But football isn’t played entirely in reality. In Vegas and in the darkest, most gambling-addicted corners of the Interwebs there’s a whole different reality, one where the final score and the winner is irrelevant, and all that matters is the spread, which favored the Cowboys by three.

Holley was one yard away from a major pay day for a major segment of the population. Instead the outcome was a push, and nothingness.

Best red head: When Andy Dalton took control of a Bengals team going through a nasty divorce with its long-time quarterback, his odds for success were minimal. With the exception of Cedric Benson, the upside and promise at the rest of the offensive skill positions is matched only by inexperience and youth. Tight end Jermaine Gresham is in just his second year, and A.J. Green is an electric rookie who played in only his second regular season game this week. This team is brimming with both offensive potential and opportunities for inconsistency as growth occurs and mistakes are made.

That’s why even though it came in a loss, Dalton’s performance today against Denver is even more remarkable, and any time a rookie quarterback throws for 332 yards and two touchdowns it’s pretty remarkable. He completed 65.8 percent of his passes, and started to demonstrate a connection with Green, who had 10 receptions for 124 yards. This all came after a week in which Dalton was limited in practice and missed half of Cincinnati’s Week 1 loss because of a wrist injury.

Sure, Denver was playing without defensive end and premier pass-rusher Elvis Dumervil, and Pro Bowl cornerback Champ Bailey, absences that helped Dalton’s cause. But regardless of Denver’s injury woes, between Dalton and Cam Newton we’ve now seen rookie quarterbacks combine for 1,267 passing yards through two weeks.

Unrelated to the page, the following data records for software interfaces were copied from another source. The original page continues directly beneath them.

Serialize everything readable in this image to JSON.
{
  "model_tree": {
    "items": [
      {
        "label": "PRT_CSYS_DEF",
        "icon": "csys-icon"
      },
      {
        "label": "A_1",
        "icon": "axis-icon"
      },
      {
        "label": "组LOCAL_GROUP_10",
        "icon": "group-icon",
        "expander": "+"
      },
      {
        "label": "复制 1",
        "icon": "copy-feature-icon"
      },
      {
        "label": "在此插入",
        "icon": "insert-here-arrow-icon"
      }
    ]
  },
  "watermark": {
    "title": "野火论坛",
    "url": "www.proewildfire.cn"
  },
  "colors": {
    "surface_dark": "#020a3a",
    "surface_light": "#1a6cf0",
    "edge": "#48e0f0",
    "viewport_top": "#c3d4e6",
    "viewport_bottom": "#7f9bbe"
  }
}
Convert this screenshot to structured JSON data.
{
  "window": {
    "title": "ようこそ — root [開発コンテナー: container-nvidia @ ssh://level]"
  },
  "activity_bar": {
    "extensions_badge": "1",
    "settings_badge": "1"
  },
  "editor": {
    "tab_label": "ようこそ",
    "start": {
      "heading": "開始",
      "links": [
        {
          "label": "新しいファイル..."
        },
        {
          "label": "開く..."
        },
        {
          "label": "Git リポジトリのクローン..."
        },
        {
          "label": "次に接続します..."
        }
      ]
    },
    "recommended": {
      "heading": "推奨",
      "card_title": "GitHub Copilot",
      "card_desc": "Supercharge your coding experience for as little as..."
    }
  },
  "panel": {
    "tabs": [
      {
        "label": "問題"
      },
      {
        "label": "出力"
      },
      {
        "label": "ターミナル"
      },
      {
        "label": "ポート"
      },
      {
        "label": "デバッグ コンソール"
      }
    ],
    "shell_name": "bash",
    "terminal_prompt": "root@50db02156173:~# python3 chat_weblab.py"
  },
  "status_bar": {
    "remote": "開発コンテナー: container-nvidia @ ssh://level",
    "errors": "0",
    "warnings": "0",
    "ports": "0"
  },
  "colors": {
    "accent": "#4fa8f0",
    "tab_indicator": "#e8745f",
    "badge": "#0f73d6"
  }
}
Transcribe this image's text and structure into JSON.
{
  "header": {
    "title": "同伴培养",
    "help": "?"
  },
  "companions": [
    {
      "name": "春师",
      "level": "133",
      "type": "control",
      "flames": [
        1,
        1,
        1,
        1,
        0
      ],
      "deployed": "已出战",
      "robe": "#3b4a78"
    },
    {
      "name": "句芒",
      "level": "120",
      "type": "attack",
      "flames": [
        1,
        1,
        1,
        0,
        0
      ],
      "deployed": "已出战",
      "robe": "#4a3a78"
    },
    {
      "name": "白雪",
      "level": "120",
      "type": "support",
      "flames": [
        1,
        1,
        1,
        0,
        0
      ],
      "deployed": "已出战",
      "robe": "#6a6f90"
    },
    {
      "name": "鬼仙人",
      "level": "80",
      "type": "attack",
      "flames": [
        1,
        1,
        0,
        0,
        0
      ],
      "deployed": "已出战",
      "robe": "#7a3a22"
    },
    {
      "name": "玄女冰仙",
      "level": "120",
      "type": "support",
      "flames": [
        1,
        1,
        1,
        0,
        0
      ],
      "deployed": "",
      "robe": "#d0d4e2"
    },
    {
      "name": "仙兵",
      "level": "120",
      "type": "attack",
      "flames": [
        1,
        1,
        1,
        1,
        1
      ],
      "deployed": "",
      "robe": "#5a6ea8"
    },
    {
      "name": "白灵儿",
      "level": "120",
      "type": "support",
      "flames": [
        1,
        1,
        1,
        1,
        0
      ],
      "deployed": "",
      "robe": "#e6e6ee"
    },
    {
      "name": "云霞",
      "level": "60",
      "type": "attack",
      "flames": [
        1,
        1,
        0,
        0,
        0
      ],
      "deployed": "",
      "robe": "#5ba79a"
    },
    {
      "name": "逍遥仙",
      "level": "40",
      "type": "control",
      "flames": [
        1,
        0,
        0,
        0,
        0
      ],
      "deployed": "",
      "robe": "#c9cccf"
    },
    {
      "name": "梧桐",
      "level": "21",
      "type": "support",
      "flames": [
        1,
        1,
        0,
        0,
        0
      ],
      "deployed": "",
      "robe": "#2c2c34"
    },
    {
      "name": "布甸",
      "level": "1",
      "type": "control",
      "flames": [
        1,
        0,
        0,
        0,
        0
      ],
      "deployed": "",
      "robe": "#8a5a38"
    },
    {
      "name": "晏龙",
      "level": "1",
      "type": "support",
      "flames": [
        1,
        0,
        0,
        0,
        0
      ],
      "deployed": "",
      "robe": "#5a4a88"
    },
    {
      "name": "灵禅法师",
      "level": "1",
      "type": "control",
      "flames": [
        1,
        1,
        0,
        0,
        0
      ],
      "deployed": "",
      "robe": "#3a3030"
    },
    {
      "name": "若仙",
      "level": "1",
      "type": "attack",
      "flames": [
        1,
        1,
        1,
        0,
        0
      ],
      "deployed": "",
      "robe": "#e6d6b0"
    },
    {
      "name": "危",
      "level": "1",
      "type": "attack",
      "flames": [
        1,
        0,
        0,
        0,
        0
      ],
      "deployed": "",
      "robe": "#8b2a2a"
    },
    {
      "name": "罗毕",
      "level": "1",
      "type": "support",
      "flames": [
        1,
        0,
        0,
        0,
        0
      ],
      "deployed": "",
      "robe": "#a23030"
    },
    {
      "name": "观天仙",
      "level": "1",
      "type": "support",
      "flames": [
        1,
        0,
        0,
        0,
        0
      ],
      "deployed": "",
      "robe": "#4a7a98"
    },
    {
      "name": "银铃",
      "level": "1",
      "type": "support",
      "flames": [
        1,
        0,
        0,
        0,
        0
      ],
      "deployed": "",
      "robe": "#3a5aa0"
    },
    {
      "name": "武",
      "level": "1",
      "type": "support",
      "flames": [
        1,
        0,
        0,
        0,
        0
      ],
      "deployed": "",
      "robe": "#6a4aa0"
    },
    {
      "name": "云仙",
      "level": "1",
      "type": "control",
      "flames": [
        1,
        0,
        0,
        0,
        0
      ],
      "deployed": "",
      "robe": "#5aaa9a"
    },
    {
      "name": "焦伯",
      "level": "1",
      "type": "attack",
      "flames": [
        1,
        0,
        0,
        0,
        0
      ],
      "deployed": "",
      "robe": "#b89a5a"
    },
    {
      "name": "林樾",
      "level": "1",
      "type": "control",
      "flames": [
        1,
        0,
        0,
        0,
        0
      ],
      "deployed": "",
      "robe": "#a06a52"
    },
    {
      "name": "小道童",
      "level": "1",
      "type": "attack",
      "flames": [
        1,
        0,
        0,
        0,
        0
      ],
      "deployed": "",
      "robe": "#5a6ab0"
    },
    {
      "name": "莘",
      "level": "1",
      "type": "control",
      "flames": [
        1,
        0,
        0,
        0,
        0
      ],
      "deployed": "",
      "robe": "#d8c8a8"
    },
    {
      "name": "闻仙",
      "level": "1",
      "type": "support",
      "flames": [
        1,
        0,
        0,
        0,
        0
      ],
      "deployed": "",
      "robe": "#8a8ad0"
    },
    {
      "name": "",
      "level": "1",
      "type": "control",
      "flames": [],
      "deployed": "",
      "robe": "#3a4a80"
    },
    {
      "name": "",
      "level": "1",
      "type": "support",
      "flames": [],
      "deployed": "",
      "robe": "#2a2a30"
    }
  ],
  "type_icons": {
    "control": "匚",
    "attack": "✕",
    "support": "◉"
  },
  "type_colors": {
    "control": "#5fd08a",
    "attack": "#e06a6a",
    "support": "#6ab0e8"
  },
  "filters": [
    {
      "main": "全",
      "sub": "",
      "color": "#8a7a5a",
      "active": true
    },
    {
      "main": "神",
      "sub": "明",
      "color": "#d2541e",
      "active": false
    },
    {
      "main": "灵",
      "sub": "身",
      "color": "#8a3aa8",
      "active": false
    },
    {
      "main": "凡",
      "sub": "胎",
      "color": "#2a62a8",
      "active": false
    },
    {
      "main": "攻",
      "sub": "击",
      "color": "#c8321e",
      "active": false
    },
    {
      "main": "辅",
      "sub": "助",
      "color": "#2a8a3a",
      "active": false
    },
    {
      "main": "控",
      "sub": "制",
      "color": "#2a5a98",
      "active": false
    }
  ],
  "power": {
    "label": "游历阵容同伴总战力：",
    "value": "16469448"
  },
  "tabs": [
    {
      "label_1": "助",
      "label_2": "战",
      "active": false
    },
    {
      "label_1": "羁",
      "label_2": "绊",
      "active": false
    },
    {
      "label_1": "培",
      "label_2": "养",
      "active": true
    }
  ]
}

That’s just not supposed to happen in this league. Then again, maybe it is, with pass defense now becoming some foreign concept found only deep in the bowels of Canton through indecipherable hyroglifics.